Review: The Mercenary Sea #2

Ending an issue with a double cross is always good in my book. Why? Because it’s pretty impossible to not to come back for the next chapter and see the conclusion; in the last issue that’s exactly where Jack and crew were left as the job Jarreau found for them turned out to be a set up for the Chinese Admiral to get his hands on Jack. Here’s the thing though… Jack isn’t backing down or even doing the classic “we give up” but then they unleash their back up plan and pull out a victory. Nope, instead Jack let’s Friday (they’re dog) loose on the small ship of Chinese soldiers. They begin shooting chaotically (don’t worry the dog is fine) and this gives Jack the opportunity to open fire. Eventually Jack and the team win. Why? Because they’re experienced, well-trained and have nothing to lose. Jack has to win or he’s dead at the hands of the Admiral and that’s not going to fly with him.

Once again we see the type of man Jack is as he gives the Padre that was forced to set them up, back the money he paid them since most of the medical supplies were ruined in the gun fight. This pisses Jarreau off because that was his pay that was given away and now they’re ship is in need of expensive repairs and they need another job like yesterday.

MercenarySea_02They dock back at South Haven and wouldn’t you know it old one eye Mr. Taylor is waiting with open arms for them. Reluctantly Jack agrees to listen to their plans as he and Renner meet with him and his other spy guys. There’s a great scene with a character called Commander Graham as Renner corrects him on terminology which only makes them more suspicious of the job; in the end though they take it because their hands are tied.

This was another solid issue, but it excels in one area that the first issue didn’t have the opportunity to… character development. I like Jack, but I really like his crew and getting to spend more time with them and see their personalities was great. There’s a scene with Renner in this issue in which he’s pointing a gun at the Chinese soldiers that have given up and are floating in the water. Jack tells him that they’ve given up as if he knows that Renner isn’t afraid to just finish them off once and for all. Instead he kill shots two sharks that were going to attack the men.

Kel Symons continues to make this world realistic and interesting. There was a sense of fantasy in the first issue that isn’t present in this issue, but it’s still very strong without it. In a lot of ways it feels like commentary on the U.S.’s involvement in WWII as Jack and crew don’t want anything to do with it (at least from the point of view of the citizens), but are pulled in after their hands are tied. I could be wrong, but it works either way.

Mathew Reynolds artwork continues to be amazing in this issue. He doesn’t miss a beat with the second issue. Granted there weren’t as many opportunities for him to carry the story artistically this issue, but some of the panels he illustrated were fantastic. There’s a page in which Jack calls for Friday and she jumps off the ship. It’s so realistic and very cinematic the way that Reynolds presents it that a dog jumping into water is entertaining.

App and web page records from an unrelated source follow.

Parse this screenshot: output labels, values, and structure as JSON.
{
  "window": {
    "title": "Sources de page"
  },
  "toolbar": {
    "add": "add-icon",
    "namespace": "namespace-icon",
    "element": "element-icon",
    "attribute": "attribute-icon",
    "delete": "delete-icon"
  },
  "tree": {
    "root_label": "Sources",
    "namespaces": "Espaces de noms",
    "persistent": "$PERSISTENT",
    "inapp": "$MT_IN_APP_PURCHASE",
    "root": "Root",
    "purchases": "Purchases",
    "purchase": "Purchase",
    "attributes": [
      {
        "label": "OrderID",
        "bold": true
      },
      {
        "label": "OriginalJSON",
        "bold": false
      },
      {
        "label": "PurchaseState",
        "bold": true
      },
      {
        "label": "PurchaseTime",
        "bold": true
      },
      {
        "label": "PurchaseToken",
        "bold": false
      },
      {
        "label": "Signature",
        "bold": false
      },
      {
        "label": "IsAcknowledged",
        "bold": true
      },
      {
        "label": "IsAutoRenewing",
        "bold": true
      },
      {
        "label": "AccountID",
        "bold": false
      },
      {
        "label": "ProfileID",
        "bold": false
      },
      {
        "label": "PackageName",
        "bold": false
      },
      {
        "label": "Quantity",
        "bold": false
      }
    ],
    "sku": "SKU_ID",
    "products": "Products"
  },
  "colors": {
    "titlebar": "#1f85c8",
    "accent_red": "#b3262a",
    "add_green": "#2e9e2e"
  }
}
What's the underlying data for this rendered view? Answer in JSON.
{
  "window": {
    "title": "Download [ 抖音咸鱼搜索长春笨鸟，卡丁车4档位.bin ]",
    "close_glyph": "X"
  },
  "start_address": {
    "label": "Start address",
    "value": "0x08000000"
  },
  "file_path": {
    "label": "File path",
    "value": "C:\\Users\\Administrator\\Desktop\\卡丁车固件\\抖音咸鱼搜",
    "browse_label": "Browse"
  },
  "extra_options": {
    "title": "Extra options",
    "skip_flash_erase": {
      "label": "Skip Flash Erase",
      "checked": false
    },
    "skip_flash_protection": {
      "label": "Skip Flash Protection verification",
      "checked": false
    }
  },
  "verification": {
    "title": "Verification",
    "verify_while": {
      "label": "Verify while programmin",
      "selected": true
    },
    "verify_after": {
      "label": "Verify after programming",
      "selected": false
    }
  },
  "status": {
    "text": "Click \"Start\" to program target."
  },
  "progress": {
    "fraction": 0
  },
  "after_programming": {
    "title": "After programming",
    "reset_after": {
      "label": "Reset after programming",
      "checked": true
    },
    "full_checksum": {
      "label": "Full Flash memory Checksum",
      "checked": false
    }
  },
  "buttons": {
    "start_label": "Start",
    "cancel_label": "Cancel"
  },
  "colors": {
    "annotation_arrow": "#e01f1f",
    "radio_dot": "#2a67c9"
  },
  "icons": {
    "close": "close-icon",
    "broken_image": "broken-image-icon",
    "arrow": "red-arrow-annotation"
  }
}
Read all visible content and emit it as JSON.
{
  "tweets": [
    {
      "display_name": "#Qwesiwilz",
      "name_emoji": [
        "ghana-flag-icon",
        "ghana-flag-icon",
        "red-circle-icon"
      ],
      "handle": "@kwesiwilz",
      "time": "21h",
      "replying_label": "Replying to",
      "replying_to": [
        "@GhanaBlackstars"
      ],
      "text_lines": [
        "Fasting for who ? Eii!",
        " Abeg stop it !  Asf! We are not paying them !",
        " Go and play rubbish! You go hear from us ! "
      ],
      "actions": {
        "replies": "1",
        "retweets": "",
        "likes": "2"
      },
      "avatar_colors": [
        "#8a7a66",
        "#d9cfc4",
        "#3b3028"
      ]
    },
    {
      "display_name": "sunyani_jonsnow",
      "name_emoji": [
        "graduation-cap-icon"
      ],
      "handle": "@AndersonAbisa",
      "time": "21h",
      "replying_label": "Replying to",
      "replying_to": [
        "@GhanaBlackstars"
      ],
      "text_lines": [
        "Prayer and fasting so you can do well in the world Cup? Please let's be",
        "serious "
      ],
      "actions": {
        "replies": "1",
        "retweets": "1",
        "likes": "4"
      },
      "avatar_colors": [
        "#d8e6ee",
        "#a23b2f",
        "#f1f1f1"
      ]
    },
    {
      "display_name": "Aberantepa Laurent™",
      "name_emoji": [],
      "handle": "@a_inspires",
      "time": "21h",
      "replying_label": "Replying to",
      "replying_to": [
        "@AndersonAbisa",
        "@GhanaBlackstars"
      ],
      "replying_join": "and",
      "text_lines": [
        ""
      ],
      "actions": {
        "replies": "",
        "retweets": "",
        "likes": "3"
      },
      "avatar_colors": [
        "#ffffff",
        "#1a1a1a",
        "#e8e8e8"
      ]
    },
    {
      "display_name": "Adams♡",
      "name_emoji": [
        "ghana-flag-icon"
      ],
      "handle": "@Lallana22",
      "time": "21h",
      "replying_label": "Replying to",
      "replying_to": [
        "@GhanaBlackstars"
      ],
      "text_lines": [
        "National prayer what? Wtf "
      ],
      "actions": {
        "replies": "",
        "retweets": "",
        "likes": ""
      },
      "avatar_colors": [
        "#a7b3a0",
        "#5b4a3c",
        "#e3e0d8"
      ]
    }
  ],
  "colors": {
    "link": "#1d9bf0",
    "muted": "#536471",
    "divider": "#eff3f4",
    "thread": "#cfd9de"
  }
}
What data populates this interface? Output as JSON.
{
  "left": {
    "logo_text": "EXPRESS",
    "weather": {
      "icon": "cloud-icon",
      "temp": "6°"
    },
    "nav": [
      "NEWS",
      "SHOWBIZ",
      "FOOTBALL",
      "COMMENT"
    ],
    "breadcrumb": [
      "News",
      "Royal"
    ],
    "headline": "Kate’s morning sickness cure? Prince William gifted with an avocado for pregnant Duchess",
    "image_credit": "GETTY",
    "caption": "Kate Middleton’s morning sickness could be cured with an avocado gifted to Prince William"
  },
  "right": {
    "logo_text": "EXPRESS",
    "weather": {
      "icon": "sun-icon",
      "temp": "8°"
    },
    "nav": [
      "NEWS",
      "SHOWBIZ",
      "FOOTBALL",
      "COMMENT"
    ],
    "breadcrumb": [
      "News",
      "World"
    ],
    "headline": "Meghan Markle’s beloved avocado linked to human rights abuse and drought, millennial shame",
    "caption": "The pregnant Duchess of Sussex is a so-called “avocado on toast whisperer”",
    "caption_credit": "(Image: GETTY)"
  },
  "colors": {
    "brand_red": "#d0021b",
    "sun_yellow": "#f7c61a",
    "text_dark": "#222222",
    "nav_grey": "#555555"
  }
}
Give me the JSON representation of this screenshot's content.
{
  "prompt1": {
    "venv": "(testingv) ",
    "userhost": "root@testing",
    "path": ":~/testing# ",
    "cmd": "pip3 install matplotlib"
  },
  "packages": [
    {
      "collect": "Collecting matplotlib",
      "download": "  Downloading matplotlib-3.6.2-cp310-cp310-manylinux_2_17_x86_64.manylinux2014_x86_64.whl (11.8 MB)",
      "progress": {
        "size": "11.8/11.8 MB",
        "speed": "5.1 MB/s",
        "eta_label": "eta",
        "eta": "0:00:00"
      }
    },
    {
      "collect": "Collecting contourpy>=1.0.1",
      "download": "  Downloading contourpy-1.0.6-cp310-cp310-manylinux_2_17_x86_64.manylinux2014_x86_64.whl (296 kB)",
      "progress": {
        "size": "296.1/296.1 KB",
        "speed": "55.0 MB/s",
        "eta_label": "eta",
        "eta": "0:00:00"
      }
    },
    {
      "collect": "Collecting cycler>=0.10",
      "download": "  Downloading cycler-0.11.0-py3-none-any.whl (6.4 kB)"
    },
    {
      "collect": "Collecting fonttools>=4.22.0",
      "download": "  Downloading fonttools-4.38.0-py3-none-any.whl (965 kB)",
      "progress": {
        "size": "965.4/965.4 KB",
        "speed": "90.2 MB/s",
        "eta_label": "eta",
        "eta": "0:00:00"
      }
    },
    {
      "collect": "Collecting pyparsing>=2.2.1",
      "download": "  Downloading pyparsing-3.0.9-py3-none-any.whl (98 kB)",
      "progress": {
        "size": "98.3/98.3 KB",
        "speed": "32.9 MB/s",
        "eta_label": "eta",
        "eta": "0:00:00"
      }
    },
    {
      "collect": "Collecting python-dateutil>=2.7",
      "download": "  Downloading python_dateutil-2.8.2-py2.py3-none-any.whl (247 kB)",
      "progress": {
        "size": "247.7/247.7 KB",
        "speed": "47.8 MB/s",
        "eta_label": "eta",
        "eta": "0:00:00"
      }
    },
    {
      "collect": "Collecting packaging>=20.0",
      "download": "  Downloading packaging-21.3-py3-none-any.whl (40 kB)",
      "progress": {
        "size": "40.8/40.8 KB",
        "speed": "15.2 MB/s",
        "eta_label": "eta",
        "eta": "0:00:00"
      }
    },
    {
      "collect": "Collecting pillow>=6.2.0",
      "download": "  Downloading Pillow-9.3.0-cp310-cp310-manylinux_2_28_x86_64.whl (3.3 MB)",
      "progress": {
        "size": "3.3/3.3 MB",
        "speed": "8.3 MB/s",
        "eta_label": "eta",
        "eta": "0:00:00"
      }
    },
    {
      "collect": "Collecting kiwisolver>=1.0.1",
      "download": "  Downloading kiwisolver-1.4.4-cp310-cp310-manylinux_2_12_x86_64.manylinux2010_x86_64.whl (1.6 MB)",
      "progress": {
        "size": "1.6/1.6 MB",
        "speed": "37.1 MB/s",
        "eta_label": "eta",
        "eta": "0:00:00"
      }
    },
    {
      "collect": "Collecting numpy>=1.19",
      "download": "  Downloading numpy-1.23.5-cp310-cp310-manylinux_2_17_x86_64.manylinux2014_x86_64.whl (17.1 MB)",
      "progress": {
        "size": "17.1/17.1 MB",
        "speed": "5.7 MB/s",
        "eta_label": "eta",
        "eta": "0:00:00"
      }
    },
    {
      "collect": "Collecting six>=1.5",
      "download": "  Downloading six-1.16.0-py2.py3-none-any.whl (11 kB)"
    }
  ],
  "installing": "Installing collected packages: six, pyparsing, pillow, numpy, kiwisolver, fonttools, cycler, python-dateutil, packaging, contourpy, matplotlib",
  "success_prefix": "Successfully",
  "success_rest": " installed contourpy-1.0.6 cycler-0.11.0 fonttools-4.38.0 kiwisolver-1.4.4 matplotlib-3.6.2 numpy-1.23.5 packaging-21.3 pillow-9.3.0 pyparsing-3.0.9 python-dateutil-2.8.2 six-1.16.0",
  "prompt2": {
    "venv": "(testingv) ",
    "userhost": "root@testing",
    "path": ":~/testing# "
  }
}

Something I didn’t to touch on in my first review was the coloring. The coloring really is the strongest factor in making the art look animated. I wish I knew a better way to describe it, but really the vibrant colors make it look like the American version of a Studio Ghilbi film. I love the colors used for everyone’s skin tones as it’s very realistic and isn’t just a paint by nationality style. There are slight differences for everyone which keeps each of the characters feeling realistic.

I’m impressed with this series. It’s quickly become one of my favorites and one of the first that I read upon its release. I don’t know what it is exactly about the story, but I’m definitely enjoying it and can’t wait for more adventures with Jack and the crew. The next chapter looks to be very different from this issue which is great since the first two are very different from each other in terms of set up and pacing. It makes for a great read and itches that need for classic action adventure stories.

Score: 5/5

Writer: Kel Symons Artist: Mathew Reynolds Publisher: Image Comics Price: $2.99 Release Date: 2/12/14